The editorial director of BBC Good Food has said putting all of the magazine’s content online for free has had no negative impact on sales.
Gillian Carter told the Fipp World Magazine Congress in London this morning that BBCGoodFood.com, which launched two-and-a-half years ago and claims 1.2 million monthly unique users, had acted as a “taster” for print subscriptions.
She said that when the site launched there were questions about why a monthly magazine charging £3.20 in print should give away its content for free online.
“We’re offering the same content so you could ask why is anybody still bothering to buy the title,” she said.
“I don’t really think the web has impacted on magazine sales. People use magazines in a different way to how they use the web.”
She added: “Magazines are still fantastically portable. You can throw them around, they’re robust, they have longevity.
“There’s a lot of keepability there. I think people will still buy into that tactile product.”
Carter said BBC Good Food had sold more than 7,000 print subscriptions from its website and readers were using the site as a sampler before committing to the print title.
“You can’t ask for a better marketing tool than a different arm of your own brand. It’s been fantastically successful,” she said.
According to ABC, BBC Good Food was the 22nd biggest actively purchased magazine in the UK in the second half of 2008.
Its average monthly circulation was 337,179, down 2.9 per cent year on year.

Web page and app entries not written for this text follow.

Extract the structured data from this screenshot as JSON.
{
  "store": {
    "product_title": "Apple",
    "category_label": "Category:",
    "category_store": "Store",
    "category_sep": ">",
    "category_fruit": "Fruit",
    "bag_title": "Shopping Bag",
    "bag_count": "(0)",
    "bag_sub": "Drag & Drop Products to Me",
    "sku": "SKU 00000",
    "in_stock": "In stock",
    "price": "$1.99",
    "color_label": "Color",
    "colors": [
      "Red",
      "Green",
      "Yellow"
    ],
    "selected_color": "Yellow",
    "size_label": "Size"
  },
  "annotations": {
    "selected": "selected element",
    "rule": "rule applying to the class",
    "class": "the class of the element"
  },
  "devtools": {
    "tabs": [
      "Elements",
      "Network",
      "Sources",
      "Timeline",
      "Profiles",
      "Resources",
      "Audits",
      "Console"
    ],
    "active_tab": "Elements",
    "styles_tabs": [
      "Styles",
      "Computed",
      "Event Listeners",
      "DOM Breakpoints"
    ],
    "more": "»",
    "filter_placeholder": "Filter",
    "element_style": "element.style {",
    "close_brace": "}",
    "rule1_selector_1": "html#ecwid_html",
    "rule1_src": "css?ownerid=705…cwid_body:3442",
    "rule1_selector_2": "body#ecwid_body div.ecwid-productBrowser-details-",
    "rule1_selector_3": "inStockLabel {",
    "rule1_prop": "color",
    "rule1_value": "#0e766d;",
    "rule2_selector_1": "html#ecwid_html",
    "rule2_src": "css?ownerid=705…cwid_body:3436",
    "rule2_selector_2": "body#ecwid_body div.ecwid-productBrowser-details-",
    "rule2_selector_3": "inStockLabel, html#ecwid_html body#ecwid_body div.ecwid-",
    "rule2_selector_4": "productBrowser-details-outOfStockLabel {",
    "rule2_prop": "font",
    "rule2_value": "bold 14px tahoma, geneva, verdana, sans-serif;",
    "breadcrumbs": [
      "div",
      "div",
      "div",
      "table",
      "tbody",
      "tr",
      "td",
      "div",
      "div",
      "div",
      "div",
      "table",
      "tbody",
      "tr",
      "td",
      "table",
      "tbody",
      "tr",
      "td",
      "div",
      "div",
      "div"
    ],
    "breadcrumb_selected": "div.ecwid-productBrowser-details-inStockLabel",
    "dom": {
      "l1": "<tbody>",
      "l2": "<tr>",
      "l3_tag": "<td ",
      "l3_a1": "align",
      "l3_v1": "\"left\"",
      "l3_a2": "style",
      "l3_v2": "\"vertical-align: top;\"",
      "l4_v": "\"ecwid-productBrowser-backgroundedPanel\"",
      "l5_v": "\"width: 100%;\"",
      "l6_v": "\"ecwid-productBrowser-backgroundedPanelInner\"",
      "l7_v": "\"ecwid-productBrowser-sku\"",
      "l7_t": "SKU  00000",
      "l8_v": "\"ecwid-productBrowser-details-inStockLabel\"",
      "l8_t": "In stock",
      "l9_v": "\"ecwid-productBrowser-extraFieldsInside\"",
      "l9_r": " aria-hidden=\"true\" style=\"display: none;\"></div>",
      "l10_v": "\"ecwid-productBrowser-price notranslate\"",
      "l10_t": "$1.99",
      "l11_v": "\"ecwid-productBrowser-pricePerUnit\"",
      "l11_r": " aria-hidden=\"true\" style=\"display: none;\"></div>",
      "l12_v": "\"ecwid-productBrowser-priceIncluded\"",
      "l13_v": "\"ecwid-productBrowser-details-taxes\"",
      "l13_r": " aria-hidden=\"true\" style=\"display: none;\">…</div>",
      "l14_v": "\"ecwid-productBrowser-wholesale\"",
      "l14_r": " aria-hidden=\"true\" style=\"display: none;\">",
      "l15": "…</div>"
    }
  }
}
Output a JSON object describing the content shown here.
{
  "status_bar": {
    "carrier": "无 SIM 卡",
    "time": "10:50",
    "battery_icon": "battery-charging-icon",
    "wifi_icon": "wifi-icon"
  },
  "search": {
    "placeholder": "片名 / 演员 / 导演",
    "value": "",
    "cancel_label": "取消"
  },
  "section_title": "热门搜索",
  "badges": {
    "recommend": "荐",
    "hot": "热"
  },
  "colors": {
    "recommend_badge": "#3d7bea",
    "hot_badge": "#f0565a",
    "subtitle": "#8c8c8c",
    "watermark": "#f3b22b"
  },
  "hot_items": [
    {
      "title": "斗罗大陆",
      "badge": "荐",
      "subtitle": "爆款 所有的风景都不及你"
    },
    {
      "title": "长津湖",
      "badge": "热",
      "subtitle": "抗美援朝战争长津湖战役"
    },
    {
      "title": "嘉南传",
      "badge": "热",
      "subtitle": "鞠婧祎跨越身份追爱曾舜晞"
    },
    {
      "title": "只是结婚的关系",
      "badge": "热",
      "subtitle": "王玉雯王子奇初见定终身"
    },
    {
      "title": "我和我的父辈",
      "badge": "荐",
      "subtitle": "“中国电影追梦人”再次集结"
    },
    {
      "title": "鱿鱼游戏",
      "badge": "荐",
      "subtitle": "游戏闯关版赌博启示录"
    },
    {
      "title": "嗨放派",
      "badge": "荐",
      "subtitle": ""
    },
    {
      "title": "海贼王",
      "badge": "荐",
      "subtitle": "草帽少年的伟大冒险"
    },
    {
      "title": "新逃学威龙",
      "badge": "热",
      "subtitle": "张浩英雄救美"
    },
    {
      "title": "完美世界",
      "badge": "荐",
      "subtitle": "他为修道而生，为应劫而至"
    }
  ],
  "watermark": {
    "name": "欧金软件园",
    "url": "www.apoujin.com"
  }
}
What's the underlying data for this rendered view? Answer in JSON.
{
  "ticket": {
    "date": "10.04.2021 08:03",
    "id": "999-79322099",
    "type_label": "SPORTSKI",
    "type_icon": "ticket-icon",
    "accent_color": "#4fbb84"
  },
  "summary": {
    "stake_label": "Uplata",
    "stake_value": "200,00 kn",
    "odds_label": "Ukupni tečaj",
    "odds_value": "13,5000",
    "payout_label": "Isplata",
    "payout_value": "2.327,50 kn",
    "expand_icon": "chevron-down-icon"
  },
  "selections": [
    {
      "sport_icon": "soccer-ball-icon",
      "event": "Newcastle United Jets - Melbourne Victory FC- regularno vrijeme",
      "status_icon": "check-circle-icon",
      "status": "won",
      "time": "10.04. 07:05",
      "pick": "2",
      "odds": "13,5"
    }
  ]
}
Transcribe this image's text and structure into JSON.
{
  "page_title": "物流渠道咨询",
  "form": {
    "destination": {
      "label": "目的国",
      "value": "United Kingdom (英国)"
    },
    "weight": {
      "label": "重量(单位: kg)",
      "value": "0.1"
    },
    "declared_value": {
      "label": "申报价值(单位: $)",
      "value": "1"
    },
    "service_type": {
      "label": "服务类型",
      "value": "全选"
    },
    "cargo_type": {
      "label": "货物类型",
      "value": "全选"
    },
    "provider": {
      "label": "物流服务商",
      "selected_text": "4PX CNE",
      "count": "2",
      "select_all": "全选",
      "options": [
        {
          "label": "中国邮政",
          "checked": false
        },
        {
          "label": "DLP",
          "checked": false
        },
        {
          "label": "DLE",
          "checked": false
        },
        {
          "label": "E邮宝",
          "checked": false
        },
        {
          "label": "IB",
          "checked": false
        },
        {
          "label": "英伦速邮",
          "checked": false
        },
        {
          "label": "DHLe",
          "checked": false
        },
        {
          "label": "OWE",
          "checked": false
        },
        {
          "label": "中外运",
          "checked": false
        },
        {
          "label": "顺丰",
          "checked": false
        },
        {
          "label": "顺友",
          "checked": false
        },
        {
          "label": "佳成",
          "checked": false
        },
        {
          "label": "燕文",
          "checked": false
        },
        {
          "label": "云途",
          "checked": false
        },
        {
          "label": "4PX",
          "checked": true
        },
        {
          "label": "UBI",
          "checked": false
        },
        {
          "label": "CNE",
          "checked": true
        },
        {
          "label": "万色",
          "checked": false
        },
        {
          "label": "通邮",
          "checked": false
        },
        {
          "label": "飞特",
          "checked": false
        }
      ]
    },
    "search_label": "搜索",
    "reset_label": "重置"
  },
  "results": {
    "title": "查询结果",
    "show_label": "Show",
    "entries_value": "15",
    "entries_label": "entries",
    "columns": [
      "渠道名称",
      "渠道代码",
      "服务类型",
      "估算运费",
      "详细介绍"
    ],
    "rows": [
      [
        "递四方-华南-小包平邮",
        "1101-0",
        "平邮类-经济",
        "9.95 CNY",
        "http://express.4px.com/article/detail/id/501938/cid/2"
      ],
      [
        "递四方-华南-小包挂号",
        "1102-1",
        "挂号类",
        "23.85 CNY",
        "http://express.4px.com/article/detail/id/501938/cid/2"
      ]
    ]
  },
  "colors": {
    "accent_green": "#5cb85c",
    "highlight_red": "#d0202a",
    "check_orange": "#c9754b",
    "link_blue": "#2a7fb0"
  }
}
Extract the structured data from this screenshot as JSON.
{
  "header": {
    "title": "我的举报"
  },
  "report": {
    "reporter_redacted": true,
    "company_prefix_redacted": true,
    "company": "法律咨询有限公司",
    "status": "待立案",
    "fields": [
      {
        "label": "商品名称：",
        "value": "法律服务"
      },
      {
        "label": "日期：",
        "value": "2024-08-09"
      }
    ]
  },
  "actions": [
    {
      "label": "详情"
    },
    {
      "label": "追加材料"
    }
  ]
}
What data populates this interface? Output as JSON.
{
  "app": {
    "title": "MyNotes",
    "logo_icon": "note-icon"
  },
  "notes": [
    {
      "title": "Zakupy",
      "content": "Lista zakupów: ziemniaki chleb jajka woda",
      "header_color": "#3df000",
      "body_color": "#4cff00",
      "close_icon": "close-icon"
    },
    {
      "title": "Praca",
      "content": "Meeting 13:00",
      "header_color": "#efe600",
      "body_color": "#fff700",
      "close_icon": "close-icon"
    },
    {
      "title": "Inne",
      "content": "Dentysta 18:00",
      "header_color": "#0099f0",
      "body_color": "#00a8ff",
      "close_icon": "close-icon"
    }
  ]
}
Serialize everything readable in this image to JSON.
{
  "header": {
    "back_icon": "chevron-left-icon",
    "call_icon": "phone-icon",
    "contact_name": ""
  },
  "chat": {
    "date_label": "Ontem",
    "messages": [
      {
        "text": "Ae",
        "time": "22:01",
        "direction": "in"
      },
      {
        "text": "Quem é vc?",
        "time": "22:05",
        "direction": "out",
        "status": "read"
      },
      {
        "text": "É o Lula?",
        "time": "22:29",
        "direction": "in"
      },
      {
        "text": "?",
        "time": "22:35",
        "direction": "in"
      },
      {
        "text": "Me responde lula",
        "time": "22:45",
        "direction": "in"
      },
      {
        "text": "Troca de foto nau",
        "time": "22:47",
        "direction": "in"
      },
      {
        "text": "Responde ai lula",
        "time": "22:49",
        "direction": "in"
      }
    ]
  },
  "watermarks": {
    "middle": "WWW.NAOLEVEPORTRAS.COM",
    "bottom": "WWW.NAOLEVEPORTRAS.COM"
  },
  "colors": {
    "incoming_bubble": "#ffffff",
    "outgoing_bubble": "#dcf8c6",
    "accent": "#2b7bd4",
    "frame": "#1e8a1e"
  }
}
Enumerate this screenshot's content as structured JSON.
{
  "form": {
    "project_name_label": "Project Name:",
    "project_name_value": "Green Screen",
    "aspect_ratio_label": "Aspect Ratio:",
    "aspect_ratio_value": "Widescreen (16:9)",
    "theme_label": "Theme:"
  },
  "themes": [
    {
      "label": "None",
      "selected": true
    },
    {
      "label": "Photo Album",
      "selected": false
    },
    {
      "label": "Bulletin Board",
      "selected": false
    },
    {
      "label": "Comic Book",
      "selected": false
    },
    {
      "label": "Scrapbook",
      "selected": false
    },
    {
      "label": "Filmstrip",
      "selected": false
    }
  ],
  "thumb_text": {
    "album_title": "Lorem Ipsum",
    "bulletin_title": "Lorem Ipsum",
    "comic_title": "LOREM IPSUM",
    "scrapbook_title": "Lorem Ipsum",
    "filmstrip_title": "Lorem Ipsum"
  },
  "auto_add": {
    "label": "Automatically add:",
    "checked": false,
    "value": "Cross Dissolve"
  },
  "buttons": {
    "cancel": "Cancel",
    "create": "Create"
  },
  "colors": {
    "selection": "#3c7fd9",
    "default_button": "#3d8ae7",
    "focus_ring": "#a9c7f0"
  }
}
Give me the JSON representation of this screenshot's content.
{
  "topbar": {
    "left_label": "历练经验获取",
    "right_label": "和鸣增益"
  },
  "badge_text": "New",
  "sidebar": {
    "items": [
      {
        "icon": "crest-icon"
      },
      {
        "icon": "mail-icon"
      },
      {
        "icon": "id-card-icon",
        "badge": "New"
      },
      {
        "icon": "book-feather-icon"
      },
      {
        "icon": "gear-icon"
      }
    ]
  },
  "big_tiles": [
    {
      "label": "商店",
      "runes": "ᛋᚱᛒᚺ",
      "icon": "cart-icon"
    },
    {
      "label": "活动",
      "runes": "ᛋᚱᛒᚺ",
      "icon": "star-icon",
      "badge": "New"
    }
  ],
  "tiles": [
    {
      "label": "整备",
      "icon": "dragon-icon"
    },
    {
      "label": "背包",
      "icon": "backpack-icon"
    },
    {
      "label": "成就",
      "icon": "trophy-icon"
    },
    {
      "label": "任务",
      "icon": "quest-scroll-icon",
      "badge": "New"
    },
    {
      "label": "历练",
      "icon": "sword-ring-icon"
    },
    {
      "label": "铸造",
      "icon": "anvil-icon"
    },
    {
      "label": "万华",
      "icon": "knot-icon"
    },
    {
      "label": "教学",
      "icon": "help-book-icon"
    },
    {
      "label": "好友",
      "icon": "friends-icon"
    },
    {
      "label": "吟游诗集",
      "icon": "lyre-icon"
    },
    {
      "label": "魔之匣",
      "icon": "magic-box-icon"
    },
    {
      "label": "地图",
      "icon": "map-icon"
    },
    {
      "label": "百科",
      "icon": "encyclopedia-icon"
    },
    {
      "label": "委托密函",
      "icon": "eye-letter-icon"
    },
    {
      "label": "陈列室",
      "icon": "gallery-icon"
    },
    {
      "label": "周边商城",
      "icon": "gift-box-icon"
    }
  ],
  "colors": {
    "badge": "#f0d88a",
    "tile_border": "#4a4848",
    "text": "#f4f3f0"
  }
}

Carter said this slight decline was because the economic downturn had prompted readers to think again about everything they bought.